The consumer organisation Which? has published a league table — Which? reveals the greenest supermarkets — ranking UK supermarkets according to how well they meet sustainability criteria around greenhouse gas emissions, plastic use and food waste. Like all such league tables, these supermarket sustainability rankings need to be handled with care. The headlines they generate may consist of sweeping generalisations. Real life is rarely as simple and clear-cut as league tables sometimes seem to suggest. However, as more and more of us take sustainability and other ethical questions into consideration when buying food and other products, the information provided in a table such as this can be useful in helping consumers make decisions about what they buy and where.
On the radio yesterday morning Tristram Hunt, the historian and biographer of Josiah Wedgwood, talked about the ‘total cognitive dissonance’ in Georgian times between the production of huge numbers of tea sets, coffee sets and sugar bowls that made the Potteries so successful and Wedgwood himself immensely rich, and the slave trade which produced the sugar that made it all possible.
We have moved on a long way since then in terms of thinking about the products we make and consume. Shoppers nowadays are increasingly enquiring about the provenance of products — in effect, looking to carry out ethical and sustainability audits of their own before handing over their money. Businesses understand the importance of drawing up codes of ethical practice and usually respond quickly to negative publicity around issues such as unsustainable sourcing or unacceptable working practices, however remote these might be down the supply chain.
Back to league tables. It is important to look beyond banner headlines of the ‘This supermarket is the best for X, that supermarket is the worst’ type. The reality is usually not as black and white as such headlines sometimes suggest. To take two examples from the Which? analysis:
According to their findings, the supermarket Lidl did well in terms of its low greenhouse gas emissions intensity and its aim to become carbon neutral this year. It also scored well on plastics, with a high proportion of its own-brand plastic being easily recyclable. However, Lidl did less well on food waste.

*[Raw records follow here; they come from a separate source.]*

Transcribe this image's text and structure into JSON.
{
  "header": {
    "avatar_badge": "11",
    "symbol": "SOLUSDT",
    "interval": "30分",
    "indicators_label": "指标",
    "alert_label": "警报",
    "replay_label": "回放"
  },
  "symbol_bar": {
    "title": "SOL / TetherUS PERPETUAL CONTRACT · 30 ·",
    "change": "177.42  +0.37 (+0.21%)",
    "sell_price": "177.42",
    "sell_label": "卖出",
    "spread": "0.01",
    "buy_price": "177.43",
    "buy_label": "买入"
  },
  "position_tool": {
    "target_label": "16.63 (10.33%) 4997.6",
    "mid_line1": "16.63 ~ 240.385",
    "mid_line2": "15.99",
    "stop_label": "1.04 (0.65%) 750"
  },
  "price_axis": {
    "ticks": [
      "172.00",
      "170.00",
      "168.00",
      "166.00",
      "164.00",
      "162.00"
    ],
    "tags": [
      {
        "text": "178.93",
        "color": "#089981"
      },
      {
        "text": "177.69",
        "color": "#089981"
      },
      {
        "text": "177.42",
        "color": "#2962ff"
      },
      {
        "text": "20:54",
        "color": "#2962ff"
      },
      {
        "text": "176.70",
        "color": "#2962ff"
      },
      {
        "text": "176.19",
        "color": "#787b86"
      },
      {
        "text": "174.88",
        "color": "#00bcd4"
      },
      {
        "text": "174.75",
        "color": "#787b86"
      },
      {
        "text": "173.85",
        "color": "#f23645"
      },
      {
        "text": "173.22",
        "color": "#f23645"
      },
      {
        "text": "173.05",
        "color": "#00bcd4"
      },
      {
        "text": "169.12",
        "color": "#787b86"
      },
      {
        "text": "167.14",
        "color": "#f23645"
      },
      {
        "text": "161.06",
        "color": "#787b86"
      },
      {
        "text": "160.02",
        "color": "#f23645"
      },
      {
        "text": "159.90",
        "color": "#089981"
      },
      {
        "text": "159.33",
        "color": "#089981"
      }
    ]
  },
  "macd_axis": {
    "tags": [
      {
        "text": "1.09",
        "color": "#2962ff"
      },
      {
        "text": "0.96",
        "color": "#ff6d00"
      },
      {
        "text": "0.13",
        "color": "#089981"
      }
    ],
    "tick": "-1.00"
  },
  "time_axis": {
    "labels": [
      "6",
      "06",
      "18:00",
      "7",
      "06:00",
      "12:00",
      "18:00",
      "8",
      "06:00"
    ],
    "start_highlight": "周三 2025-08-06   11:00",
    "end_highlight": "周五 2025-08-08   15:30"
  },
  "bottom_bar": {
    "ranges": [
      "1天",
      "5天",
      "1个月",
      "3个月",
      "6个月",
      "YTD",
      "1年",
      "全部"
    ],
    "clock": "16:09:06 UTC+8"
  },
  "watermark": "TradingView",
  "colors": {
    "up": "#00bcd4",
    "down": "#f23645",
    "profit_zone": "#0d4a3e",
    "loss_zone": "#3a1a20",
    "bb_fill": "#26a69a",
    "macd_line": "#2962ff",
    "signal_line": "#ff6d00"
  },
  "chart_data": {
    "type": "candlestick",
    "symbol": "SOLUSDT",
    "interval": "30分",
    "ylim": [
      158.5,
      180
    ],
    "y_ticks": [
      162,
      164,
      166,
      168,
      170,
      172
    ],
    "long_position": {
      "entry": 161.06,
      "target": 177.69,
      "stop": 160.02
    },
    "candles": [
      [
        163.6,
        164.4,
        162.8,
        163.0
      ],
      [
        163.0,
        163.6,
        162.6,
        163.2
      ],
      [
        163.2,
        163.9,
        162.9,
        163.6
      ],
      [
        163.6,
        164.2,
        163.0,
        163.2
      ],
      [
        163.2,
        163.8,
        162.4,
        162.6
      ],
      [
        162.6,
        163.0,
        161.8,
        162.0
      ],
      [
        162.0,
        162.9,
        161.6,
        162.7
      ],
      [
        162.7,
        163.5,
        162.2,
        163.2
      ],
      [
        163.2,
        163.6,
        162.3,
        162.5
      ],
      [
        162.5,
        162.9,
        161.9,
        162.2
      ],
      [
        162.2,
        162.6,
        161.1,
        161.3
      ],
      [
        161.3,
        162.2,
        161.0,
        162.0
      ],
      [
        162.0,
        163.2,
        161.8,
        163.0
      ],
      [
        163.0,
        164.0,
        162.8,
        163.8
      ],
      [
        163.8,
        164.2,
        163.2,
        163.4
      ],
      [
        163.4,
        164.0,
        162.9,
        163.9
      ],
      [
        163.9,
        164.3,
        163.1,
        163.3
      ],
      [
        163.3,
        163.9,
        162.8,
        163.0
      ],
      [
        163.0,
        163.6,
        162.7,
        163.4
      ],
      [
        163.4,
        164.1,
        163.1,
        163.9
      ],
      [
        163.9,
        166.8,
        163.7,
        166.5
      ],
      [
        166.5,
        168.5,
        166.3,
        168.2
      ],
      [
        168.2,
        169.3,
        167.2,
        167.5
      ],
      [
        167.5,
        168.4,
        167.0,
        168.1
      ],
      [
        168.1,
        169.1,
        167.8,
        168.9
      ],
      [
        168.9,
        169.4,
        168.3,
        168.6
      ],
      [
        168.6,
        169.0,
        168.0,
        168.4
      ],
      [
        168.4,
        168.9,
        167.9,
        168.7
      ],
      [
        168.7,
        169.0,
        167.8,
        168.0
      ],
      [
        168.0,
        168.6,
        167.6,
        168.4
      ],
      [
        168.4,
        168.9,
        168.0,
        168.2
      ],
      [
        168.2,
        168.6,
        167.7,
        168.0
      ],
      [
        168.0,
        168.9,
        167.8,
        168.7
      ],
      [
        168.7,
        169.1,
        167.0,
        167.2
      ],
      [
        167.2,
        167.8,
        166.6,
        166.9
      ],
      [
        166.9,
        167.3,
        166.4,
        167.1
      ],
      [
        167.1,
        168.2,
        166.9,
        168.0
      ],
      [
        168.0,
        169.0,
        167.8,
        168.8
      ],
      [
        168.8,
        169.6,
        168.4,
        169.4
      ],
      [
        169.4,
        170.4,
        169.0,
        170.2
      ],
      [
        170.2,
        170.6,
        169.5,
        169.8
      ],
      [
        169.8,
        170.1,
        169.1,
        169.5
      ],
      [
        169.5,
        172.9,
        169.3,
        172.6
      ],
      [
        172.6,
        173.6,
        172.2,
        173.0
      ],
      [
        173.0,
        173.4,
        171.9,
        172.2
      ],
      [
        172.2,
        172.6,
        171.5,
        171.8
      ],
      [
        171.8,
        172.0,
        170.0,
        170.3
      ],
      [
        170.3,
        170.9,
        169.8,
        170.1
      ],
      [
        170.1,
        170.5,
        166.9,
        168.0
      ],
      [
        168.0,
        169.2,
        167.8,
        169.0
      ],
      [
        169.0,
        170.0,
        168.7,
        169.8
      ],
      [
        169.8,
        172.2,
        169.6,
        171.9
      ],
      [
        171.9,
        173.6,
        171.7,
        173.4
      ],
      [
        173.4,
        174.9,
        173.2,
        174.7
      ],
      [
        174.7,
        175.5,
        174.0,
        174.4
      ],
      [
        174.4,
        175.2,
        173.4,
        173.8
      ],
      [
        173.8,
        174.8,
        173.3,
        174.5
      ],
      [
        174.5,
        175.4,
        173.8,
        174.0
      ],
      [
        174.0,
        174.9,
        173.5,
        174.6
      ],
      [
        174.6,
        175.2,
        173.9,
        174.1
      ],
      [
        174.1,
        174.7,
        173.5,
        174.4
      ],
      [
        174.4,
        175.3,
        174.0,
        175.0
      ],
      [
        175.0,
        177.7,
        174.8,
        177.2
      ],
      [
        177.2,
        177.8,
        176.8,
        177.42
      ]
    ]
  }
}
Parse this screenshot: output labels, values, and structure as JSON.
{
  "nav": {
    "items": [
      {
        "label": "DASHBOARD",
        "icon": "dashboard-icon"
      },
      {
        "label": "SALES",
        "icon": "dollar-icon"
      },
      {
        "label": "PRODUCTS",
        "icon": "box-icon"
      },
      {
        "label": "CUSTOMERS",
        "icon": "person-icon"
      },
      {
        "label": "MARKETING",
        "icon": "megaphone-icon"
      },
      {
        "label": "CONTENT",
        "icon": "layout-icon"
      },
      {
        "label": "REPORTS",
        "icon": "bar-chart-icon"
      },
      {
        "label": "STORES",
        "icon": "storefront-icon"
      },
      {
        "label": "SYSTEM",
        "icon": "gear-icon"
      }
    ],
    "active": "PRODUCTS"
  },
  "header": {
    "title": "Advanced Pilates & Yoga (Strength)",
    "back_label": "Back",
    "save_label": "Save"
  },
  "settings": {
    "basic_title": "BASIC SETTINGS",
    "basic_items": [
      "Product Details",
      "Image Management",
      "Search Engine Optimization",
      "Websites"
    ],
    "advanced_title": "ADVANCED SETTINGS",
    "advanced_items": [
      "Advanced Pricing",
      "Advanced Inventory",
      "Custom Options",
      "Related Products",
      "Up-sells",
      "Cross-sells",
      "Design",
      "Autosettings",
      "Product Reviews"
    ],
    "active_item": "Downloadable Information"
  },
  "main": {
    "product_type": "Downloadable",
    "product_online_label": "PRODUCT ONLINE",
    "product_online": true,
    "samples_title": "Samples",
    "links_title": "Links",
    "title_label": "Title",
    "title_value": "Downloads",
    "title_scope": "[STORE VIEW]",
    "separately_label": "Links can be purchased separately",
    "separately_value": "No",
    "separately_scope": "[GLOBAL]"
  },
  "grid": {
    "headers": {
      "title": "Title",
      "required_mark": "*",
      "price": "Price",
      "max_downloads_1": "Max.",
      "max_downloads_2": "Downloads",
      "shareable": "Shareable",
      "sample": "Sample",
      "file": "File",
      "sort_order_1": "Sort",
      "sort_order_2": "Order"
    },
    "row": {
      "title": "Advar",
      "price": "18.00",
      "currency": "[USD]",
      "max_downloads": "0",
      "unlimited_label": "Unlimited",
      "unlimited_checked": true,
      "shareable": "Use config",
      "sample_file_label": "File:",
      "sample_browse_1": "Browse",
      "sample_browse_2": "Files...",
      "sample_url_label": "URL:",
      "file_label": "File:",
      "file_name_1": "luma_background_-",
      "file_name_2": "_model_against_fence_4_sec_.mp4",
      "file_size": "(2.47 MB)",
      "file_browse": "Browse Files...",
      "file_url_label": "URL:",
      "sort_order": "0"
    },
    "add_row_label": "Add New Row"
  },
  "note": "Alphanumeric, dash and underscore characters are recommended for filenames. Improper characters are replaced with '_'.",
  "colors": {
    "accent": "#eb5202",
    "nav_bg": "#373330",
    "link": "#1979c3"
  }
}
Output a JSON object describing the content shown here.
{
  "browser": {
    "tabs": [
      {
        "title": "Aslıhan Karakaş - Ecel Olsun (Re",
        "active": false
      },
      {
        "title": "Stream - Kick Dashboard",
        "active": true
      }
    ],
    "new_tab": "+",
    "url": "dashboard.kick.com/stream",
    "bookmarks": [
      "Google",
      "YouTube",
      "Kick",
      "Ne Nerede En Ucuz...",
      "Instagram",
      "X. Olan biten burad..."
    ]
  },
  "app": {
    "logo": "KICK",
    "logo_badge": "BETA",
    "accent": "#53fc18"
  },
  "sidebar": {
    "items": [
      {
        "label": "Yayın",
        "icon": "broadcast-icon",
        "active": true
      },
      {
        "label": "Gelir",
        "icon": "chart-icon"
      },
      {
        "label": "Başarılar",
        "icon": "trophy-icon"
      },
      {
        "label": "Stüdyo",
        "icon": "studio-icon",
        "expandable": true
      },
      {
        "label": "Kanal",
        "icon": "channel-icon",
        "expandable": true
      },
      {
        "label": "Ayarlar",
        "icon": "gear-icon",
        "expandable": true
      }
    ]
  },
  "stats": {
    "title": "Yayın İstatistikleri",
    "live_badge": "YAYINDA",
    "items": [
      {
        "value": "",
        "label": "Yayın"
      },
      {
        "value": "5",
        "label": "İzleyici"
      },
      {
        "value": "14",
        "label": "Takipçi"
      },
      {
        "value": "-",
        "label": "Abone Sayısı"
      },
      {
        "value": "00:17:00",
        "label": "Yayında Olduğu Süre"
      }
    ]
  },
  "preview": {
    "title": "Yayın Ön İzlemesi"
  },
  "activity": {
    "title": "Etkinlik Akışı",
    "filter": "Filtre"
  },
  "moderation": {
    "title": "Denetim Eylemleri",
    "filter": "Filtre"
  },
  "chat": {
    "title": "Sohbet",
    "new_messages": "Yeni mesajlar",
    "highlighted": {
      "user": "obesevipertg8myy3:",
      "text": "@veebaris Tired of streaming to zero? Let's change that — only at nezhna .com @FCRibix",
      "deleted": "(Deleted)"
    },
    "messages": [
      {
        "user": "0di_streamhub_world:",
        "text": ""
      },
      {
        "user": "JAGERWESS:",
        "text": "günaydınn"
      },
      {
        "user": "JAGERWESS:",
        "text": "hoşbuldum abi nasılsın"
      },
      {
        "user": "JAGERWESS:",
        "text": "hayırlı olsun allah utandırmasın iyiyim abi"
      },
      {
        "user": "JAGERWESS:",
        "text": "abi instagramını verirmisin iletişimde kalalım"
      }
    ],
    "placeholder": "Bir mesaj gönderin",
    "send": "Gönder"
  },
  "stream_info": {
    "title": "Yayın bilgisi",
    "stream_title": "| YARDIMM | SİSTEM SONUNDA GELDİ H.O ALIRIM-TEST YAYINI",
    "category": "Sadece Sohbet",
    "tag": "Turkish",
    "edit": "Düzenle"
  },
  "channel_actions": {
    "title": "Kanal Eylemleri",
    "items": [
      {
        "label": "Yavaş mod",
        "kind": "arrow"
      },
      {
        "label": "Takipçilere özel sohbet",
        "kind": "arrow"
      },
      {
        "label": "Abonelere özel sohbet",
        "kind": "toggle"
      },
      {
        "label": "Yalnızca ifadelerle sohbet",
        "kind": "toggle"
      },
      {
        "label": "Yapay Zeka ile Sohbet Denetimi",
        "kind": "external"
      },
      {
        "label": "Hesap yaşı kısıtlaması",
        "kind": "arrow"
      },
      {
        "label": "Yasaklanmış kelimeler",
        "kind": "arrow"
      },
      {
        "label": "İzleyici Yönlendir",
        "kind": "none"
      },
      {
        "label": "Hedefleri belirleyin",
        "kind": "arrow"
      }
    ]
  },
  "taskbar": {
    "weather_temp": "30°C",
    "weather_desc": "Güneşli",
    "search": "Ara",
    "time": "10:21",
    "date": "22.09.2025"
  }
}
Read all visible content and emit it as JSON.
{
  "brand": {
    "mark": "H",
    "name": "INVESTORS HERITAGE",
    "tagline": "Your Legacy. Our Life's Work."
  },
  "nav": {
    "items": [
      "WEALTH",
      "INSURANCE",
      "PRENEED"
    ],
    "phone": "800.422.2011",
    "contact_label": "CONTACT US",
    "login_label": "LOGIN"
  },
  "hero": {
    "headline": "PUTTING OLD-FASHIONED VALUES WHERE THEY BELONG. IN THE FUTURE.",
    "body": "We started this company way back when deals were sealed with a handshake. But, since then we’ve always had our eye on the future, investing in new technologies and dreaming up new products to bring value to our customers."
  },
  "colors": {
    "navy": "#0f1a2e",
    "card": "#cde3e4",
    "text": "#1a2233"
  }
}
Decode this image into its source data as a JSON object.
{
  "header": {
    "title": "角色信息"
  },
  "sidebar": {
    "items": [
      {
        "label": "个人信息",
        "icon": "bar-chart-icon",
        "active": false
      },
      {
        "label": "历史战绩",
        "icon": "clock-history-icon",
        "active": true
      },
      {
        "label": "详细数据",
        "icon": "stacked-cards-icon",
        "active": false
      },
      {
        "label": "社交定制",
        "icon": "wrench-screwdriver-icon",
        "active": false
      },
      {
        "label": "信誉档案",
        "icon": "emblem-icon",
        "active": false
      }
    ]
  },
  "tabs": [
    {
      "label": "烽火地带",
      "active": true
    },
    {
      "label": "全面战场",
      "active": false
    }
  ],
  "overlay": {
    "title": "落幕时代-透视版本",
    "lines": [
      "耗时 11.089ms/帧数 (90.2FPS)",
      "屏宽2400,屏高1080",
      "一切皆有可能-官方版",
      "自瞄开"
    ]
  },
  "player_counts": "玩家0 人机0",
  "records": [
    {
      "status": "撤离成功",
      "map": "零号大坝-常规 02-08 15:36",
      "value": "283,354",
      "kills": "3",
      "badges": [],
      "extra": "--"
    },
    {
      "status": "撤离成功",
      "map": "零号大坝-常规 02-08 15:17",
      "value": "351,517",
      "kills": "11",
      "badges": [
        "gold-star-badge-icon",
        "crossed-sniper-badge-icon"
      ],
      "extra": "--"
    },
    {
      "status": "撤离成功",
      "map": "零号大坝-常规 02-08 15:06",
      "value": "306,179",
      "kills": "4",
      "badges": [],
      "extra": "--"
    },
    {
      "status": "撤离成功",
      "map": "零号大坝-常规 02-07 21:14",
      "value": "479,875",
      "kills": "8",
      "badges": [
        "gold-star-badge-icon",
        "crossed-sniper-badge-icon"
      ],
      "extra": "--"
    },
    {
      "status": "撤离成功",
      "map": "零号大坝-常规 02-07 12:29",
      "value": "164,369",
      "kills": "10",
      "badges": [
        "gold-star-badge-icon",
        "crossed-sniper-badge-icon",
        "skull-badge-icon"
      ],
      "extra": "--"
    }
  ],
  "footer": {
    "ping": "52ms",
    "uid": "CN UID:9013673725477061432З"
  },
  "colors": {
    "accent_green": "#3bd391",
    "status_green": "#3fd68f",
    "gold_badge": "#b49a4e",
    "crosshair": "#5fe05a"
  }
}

Second, Iceland appears to perform badly compared to other supermarkets in terms of greenhouse gas emissions. However, Iceland sells a huge amount of frozen food; it takes a lot of energy to keep products cold not just in the stores themselves but throughout the supply chain. And Iceland does buy 100% renewable electricity for its UK sites.
Sometimes, then, what league tables seem to show can be misleading. And sometimes a league-table culture can be positively harmful, not least because it can result in skewed priorities, create perverse incentives and lead to attempts to ‘game the system’. On the other hand, it is undoubtedly good to have a lot of information to hand before we make decisions (though too much information can make it hard to focus in on what really matters).
What is needed is a careful weighing up of information that is made available in a digestible form. If league tables such as this one, produced by reputable organisations such as Which?, help consumers make informed and balanced decisions, taking into account at least some of the pros and cons, then they are arguably serving a useful purpose.
We know that consumers increasingly want to shop sustainably and our in-depth analysis of three key areas shows that all the big supermarkets could be looking to make some improvements.Harry Rose, editor of Which?, quoted in the Guardian
The good news is shoppers can make a big difference themselves by adopting more sustainable habits, such as buying loose fruit and vegetables, buying seasonal local produce, eating less meat and dairy and limiting their own food waste.
And it isn’t just today’s adults who are making important everyday decisions about what they buy and where. So are today’s children and young people — who are tomorrow’s adults, of course. Life-Based Learning emphasises the importance of children and young people learning much more than at present about climate change, sustainability and the environment and nature more generally, as part of a fully rounded, life-based curriculum. Such a curriculum will help them adopt the skills, values and practices that ensure they are able to live sustainable lives in harmony with the needs of the planet.
Life-Based Learning also emphasises the teaching of critical thinking, giving young people the intellectual tools to think clearly, rigorously and rationally so that they are able to synthesise and evaluate information. Critical thinking is exactly what is needed to make best use of consumer information such as that provided in supermarket league tables.
Image at the head of this article by Alexas_Fotos from Pixabay.